It was his family to convince the reluctant Guido to participate in the exhibition, the man was hesitant to appear, because he said, modeling was his passion, the one way he could evade the strenuous profession of doctor, and his creations were designed only for personal satisfaction, a sign of humbleness to the excess. In fact, after the

exhibition of 1970, Guido Vallone was showered with letters of admiration, requests for advice from young budding modellers, phone calls asking to visit him to admire his other models. Even Vincenzo Lusci, with whom a solid friendship had been established for some time, came to Syracuse as a guest of Vallone, leading to long discussions, comparisons, mutual advice, and outings to the waterfront or the Porto Piccolo, where a ravine was occupied by the “caulkers”, specialized in sealing the planking of boats with tar, a place where the two friends used to stop.
Vallone was also a fine draftsman and carver: all the sculptures of his models were patiently carved on hard box wood and finished with pure gold. You need only to look and admire the lavish paintings at the stern or the rich figureheads of his models to realize the skills of this unparalleled model maker.

Then followed the other models: the Prince, English vessel of 1670, Le Foudroyant, French vessel of 1734, to which Vallone, after years of research made his own construction plan, with the partial advice from a distant Jean Boudriot, author of various works on French Naval Archaeology ( well-known is his ” Le vaisseau de 74 canons “), the Royal Caroline, English royal yacht of 1749, the Victory, Nelson’s flagship at Trafalgar, 1805, Le Royal de France, mythical galley of 1680, the Cutty Sark and the Seine, from the golden age of clippers, the famous Titanic 1912, and lastly, homage to his city, the mythical Syrakosia.
The Syrakosia, also known as Archimedes’ Ship, was a floating city with temples and gardens, in the epoch (250-240 BC) designed and drawn by Archimedes and built by Archia of Corinth and Moschione, who describes it in a book. This text was then taken up by Athenaeus (II-III century AD), Greek scholar, who reproduced every feature in detail: from the length, 280 cubits (128 meters!) to the equipment, eight huge towers, defensive palisades and war machines. It is estimated that it was operated by approximately two thousand rowers arranged in three tiers. Too large for the ports of the time, Hieron II, tyrant of the city who had personally followed the work, sent it to Ptolemy of Egypt, loaded with grain, in the name of friendship and to demonstrate the grandeur of Syracuse.

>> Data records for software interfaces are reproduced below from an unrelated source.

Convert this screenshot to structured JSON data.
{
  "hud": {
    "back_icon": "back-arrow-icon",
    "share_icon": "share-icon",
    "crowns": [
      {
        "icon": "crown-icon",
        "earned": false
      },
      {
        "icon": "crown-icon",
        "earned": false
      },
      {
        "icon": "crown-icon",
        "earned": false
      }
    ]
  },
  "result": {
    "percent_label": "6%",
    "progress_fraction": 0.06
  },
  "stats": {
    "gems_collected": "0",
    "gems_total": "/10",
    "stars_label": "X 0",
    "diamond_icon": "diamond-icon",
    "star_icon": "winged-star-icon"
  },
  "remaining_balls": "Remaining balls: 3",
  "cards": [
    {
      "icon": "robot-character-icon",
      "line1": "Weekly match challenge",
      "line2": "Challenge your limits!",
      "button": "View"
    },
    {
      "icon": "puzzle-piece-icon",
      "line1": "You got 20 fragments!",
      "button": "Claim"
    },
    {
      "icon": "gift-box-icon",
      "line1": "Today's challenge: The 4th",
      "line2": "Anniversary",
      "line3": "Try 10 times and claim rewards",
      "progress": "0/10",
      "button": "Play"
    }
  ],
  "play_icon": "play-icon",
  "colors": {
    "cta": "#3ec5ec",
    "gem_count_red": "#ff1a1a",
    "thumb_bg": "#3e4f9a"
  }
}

For the construction of the model Vallone made a scrupulous but unavoidably incomplete historical research, due to the scarcity of sources (Cassol, Midolo, Ambone), that did not prevent him to give birth to another masterpiece, a beautiful catamaran (such was the structure of the ship) which is striking for its bright colors but more still for the precision of the details.